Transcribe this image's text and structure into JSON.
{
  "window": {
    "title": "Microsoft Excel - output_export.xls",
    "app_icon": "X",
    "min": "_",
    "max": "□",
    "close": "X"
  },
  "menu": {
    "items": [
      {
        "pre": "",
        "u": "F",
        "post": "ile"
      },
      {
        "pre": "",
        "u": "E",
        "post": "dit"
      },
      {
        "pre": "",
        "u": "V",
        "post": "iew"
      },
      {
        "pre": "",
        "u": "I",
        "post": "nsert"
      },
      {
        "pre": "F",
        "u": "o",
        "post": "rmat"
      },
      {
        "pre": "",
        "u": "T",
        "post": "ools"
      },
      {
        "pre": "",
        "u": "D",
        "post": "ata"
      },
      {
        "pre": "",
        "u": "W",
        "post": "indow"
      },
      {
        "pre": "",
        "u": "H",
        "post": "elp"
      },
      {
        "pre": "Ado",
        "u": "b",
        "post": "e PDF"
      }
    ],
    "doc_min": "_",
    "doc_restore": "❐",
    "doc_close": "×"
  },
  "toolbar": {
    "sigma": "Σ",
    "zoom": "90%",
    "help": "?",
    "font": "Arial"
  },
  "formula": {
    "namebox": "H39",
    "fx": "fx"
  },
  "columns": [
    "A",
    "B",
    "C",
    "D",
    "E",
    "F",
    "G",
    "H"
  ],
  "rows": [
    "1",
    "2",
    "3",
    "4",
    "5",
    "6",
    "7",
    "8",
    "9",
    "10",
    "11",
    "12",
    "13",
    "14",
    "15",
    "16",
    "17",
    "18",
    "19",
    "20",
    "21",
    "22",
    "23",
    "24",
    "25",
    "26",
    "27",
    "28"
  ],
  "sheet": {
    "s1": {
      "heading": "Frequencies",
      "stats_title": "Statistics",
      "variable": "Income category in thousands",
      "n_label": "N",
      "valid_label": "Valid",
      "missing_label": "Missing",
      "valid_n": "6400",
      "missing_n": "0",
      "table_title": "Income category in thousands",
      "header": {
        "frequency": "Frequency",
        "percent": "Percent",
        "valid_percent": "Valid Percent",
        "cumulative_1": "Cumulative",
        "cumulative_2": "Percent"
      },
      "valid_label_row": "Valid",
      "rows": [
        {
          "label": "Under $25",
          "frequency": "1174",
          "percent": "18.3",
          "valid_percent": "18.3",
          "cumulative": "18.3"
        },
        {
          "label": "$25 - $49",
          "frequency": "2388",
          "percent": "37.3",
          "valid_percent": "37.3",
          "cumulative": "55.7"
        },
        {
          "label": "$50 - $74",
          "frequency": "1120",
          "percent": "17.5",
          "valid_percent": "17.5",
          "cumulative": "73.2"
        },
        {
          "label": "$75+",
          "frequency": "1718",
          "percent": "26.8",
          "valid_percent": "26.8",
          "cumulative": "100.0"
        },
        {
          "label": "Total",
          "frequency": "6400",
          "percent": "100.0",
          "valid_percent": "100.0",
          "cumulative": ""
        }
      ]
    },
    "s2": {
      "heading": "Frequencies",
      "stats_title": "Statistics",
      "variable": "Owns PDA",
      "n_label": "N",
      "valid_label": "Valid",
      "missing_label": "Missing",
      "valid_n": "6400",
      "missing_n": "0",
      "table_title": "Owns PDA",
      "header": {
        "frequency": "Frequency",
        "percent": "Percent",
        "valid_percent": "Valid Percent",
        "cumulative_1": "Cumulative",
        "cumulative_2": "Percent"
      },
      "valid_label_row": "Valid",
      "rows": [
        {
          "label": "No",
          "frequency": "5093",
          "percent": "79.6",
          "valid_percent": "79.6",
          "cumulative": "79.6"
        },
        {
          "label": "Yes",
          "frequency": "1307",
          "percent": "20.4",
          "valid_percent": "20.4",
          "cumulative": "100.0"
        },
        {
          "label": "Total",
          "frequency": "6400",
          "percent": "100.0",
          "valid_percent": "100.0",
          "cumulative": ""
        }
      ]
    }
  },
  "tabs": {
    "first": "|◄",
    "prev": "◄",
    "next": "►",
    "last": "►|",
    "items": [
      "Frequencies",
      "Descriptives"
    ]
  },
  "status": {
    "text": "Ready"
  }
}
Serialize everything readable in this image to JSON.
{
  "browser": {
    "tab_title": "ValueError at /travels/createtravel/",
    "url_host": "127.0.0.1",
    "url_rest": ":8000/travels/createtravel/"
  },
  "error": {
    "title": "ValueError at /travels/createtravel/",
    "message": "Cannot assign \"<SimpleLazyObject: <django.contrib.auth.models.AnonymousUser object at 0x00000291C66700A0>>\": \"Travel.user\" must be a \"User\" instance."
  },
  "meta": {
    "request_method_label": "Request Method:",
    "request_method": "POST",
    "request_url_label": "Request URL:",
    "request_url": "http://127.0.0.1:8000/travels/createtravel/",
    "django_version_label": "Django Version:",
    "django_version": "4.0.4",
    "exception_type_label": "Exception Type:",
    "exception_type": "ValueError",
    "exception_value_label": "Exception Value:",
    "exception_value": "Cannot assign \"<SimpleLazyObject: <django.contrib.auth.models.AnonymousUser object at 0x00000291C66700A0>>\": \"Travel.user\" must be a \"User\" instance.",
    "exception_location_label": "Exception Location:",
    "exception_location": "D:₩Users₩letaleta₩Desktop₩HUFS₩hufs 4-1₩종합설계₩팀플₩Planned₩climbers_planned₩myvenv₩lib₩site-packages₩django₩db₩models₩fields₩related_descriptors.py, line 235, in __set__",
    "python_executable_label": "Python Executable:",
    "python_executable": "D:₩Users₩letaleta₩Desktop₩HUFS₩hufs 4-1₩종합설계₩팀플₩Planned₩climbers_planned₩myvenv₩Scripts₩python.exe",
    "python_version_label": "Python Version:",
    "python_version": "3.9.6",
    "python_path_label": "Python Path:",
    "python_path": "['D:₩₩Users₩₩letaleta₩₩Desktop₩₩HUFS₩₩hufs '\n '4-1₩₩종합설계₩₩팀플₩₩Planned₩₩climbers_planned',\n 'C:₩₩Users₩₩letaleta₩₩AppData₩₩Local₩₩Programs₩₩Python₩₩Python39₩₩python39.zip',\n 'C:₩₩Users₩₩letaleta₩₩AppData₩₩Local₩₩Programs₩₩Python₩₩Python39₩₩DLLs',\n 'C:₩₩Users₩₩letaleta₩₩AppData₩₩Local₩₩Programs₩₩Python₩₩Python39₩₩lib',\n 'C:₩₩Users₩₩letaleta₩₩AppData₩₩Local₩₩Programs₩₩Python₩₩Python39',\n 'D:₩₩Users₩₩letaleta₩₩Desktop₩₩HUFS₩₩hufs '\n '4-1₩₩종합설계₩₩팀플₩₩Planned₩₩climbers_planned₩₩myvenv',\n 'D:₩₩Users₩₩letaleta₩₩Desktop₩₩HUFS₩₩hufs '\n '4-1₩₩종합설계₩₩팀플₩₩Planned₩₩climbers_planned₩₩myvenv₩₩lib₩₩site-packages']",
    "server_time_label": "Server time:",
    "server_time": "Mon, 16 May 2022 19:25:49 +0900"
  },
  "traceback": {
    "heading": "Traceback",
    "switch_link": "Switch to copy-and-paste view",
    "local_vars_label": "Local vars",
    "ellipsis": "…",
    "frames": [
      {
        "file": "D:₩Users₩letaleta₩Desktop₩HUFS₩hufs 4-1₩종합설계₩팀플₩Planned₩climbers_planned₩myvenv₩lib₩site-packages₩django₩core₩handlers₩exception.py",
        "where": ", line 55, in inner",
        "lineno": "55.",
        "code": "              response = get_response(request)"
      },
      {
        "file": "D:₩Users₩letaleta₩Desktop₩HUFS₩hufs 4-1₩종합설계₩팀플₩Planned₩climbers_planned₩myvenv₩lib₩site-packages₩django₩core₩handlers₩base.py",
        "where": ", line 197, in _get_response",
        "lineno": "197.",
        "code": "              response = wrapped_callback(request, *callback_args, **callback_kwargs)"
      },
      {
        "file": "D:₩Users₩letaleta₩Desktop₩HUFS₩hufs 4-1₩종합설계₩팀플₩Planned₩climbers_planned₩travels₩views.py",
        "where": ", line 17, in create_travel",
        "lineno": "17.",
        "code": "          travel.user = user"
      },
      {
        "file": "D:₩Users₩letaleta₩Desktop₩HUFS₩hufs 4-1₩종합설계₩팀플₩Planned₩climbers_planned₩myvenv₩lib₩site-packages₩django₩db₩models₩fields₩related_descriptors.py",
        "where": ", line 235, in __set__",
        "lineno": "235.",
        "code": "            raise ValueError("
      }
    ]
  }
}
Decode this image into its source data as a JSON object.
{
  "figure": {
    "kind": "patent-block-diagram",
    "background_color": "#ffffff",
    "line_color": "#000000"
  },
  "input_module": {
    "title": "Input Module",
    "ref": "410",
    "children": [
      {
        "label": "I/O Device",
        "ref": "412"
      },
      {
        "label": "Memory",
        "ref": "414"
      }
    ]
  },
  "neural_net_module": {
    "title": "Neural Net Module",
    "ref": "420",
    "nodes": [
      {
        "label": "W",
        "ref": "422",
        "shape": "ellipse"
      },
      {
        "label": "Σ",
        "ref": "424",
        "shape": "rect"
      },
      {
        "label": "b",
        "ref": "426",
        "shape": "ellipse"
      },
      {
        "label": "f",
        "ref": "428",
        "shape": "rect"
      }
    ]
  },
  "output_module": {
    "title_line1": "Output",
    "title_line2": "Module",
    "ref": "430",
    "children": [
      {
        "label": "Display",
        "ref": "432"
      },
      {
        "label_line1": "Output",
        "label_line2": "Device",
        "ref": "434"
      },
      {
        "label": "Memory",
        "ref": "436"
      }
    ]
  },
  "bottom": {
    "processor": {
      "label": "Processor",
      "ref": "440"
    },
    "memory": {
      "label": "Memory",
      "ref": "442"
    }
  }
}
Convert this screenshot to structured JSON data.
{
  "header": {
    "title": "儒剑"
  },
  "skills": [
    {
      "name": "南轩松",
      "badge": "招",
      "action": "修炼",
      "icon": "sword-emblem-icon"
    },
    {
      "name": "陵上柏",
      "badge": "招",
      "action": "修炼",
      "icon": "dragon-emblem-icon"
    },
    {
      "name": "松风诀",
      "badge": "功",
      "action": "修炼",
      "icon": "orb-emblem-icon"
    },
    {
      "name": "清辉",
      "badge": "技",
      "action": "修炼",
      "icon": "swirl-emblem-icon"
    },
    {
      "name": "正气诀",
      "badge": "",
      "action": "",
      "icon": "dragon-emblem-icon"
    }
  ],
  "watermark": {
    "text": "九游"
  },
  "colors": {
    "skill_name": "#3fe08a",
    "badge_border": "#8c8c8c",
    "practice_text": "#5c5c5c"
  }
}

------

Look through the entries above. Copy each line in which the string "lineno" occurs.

* Response:
        "lineno": "55.",
        "lineno": "197.",
        "lineno": "17.",
        "lineno": "235.",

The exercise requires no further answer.